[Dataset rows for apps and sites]
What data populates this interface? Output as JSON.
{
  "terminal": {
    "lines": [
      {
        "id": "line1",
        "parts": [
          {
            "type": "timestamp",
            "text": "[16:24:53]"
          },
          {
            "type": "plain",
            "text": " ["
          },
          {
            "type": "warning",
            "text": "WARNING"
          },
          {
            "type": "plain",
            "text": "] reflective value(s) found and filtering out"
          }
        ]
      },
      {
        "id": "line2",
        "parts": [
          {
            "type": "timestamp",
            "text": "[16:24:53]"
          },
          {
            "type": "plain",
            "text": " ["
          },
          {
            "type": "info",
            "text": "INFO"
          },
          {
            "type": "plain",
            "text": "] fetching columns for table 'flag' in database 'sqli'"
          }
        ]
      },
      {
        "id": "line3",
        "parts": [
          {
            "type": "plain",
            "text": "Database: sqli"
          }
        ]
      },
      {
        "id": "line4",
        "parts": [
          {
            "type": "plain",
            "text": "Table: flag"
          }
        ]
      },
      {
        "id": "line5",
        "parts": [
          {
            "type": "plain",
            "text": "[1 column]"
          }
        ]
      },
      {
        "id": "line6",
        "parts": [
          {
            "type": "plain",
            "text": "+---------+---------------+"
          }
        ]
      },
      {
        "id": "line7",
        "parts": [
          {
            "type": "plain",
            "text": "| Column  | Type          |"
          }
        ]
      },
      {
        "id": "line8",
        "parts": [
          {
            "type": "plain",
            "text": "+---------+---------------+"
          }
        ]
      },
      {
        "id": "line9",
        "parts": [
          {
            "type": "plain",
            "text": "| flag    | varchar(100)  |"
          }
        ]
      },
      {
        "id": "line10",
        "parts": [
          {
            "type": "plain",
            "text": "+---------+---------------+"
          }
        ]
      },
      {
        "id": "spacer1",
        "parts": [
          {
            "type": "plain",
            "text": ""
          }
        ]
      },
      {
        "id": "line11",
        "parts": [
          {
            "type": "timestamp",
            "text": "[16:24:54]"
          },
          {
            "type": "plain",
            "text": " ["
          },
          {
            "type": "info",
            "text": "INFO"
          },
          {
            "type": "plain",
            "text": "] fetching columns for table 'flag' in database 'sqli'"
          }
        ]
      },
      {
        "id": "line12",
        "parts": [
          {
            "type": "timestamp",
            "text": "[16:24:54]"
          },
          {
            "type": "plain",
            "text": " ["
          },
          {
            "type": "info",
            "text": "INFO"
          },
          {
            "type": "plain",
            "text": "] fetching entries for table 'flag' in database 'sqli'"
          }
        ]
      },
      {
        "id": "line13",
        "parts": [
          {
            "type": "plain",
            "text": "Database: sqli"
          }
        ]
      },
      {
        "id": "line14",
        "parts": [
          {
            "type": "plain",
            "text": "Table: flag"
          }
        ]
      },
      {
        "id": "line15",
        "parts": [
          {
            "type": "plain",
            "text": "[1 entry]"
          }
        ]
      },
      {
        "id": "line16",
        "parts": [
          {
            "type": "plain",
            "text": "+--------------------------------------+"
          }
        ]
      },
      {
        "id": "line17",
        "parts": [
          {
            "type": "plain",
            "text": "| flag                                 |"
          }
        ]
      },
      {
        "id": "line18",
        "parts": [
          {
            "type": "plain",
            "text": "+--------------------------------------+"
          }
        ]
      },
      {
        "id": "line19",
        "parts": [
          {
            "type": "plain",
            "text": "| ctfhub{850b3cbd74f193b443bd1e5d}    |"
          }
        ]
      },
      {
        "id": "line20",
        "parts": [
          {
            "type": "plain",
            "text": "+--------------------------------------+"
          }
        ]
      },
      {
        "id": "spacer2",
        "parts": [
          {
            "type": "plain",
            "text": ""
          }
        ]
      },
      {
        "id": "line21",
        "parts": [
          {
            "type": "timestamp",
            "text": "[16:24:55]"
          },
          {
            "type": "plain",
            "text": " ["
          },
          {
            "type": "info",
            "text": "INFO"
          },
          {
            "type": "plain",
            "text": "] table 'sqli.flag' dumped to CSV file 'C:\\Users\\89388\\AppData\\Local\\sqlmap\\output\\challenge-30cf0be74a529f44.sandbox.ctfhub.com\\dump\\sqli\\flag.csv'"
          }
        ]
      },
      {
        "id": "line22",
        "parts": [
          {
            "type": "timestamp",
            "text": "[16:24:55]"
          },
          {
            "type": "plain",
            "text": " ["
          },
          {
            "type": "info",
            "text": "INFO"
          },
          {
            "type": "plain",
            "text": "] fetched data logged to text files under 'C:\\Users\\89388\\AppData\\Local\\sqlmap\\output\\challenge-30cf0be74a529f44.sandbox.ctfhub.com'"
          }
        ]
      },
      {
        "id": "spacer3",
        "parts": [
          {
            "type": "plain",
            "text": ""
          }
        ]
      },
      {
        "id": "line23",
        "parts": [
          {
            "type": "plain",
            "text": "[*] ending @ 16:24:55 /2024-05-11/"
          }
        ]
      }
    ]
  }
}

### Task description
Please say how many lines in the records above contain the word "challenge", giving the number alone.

### Response for this exercise
2